*Available records*.
•••••

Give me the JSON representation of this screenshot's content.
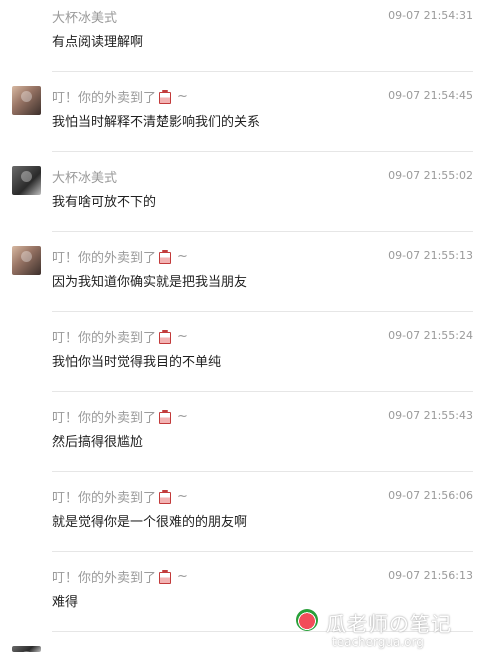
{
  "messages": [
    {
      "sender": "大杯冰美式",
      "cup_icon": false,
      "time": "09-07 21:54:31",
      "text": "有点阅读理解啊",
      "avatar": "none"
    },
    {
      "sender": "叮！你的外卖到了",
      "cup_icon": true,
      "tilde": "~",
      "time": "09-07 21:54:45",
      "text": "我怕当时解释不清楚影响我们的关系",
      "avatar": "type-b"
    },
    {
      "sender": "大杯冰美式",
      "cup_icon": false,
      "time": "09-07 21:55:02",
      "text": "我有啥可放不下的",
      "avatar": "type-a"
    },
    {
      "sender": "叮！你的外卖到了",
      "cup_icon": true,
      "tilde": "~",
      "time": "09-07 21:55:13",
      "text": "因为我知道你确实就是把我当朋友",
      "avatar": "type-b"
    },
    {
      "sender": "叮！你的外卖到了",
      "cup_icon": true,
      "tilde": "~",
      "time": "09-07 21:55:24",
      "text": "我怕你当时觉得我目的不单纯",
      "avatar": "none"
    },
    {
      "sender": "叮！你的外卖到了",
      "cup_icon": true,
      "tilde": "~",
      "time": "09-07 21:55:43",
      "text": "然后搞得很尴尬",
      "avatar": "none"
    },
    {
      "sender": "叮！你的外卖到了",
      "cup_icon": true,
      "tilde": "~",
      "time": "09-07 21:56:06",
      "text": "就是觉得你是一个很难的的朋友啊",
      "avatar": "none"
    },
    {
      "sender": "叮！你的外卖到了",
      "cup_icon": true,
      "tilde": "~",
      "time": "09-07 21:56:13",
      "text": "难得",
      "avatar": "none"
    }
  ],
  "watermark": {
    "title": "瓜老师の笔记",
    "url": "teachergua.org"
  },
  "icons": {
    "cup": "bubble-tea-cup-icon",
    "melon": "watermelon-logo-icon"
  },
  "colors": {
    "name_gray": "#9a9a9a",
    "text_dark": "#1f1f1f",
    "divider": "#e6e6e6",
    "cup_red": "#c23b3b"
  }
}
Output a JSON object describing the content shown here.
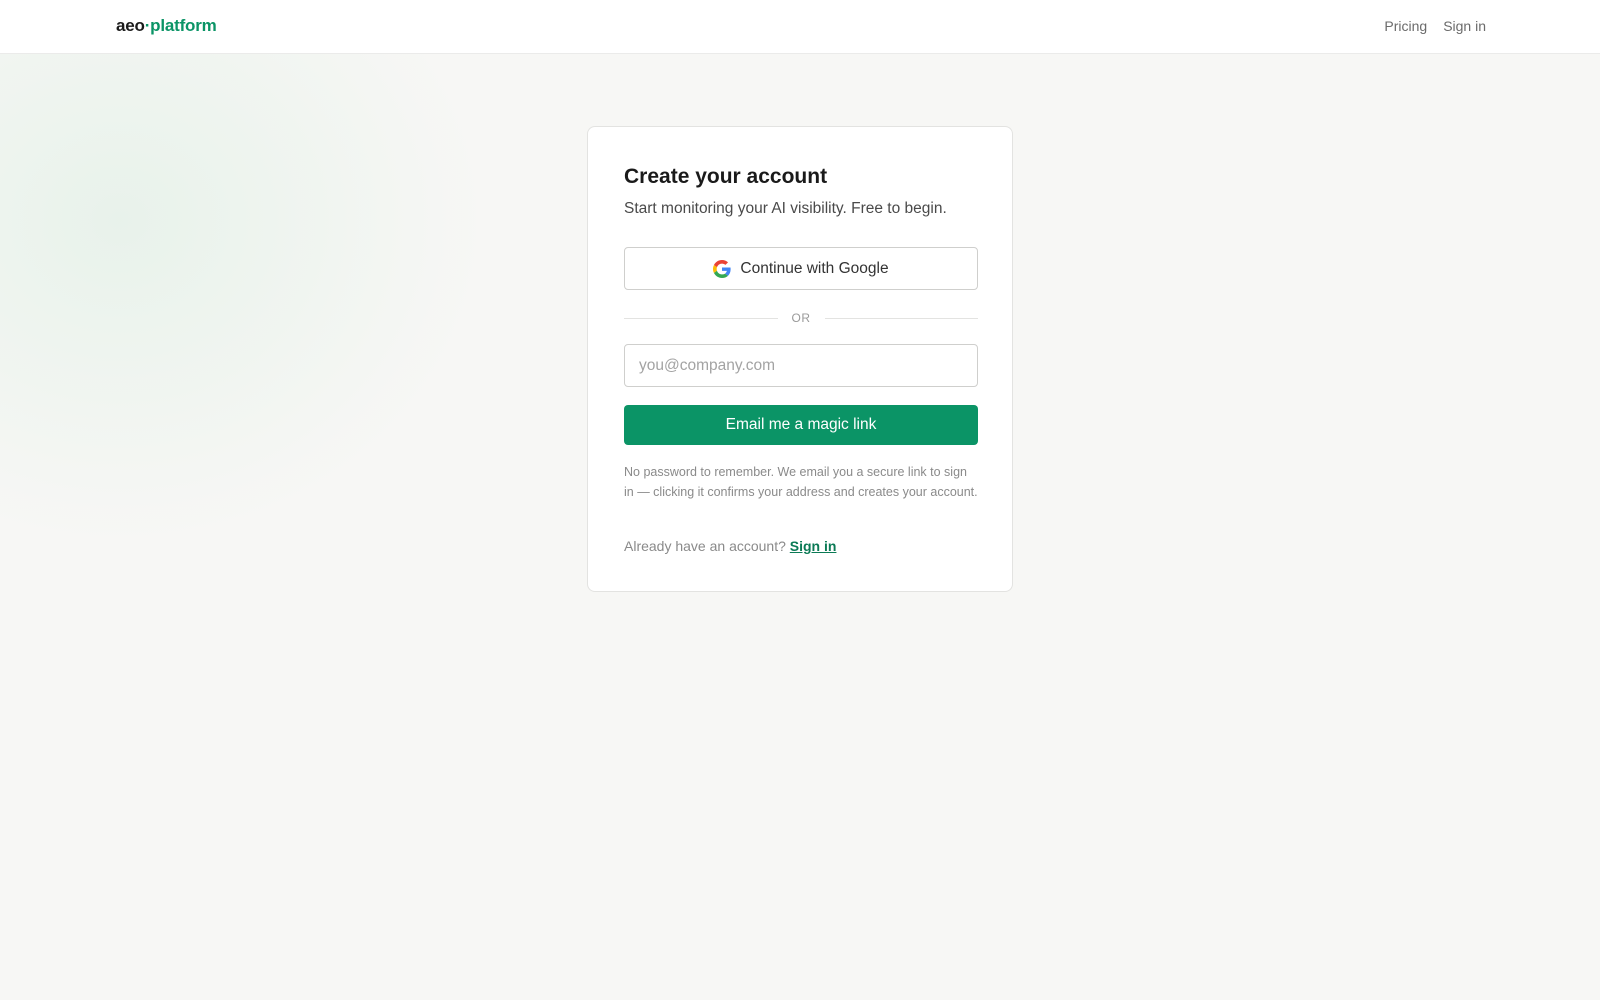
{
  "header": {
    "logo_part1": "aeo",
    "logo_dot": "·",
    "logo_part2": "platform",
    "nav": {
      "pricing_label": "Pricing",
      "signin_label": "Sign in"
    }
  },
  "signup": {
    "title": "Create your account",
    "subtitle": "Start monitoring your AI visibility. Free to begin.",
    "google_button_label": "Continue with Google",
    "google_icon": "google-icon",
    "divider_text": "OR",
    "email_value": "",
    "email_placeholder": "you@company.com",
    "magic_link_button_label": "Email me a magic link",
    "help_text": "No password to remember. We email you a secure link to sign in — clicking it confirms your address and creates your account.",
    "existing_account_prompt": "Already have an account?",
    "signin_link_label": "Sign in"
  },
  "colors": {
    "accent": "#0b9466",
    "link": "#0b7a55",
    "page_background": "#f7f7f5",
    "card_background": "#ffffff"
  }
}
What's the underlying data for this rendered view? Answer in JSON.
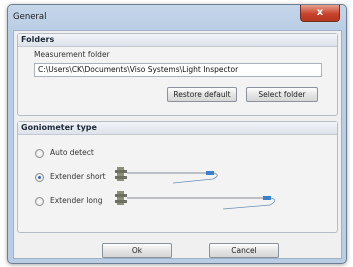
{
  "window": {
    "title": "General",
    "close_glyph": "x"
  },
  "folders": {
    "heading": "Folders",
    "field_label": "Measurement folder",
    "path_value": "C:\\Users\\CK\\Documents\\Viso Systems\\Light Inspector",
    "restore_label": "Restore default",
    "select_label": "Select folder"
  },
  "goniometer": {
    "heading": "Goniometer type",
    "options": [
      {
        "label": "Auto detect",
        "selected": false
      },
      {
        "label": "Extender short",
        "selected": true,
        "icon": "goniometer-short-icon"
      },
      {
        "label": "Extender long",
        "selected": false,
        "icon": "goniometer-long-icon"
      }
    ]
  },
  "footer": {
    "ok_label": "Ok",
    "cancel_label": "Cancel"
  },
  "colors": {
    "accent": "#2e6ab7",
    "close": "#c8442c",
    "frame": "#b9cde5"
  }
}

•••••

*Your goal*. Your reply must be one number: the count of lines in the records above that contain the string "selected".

*Result below*. 3